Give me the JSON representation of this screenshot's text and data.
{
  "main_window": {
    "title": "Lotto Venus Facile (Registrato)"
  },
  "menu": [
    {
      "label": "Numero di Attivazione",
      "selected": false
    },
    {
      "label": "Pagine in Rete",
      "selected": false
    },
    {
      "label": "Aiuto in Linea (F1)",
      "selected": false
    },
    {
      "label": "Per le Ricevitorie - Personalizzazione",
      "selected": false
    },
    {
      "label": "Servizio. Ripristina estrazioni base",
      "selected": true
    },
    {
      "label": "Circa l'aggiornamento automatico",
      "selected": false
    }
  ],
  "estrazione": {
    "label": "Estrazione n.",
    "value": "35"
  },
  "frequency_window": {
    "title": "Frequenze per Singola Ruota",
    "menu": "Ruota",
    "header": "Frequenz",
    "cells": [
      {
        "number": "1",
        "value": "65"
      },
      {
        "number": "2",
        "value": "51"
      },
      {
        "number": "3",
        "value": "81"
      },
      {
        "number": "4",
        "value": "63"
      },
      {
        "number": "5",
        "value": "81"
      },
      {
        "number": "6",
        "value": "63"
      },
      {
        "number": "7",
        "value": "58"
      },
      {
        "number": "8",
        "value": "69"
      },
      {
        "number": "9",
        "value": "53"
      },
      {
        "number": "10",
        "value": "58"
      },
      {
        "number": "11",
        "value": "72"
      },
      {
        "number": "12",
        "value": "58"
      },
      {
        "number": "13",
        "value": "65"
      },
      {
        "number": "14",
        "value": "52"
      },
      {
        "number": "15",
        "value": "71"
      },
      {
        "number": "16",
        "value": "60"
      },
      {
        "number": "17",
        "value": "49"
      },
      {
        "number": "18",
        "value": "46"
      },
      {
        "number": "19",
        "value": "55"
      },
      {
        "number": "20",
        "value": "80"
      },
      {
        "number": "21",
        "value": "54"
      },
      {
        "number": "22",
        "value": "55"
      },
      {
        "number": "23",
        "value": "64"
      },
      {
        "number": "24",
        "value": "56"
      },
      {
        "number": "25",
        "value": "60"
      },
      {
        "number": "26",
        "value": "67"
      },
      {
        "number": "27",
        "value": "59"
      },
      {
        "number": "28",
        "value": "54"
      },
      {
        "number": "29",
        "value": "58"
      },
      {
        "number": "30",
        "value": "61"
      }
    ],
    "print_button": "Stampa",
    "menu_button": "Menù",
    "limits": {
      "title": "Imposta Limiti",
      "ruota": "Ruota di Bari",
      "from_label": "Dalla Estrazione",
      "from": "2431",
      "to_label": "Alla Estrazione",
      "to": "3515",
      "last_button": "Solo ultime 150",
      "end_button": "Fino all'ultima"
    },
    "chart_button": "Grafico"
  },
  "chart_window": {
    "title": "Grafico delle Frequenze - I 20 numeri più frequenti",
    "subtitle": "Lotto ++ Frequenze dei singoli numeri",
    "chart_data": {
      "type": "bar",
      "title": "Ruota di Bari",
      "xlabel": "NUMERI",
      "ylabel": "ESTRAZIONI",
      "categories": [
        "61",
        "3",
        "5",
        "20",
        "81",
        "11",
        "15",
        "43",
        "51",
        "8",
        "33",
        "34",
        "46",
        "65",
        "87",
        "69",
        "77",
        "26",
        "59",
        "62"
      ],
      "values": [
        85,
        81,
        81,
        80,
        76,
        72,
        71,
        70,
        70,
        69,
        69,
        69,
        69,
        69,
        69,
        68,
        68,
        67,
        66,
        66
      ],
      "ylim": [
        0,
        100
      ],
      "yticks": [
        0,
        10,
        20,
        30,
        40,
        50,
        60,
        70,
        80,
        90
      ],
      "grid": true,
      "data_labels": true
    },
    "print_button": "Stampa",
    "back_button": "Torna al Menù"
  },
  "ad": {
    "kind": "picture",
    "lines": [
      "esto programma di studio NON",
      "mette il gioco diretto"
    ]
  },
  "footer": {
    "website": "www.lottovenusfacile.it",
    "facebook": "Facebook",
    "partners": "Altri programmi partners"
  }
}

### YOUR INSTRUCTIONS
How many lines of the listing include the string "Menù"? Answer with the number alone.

### WRITTEN RESPONSE
2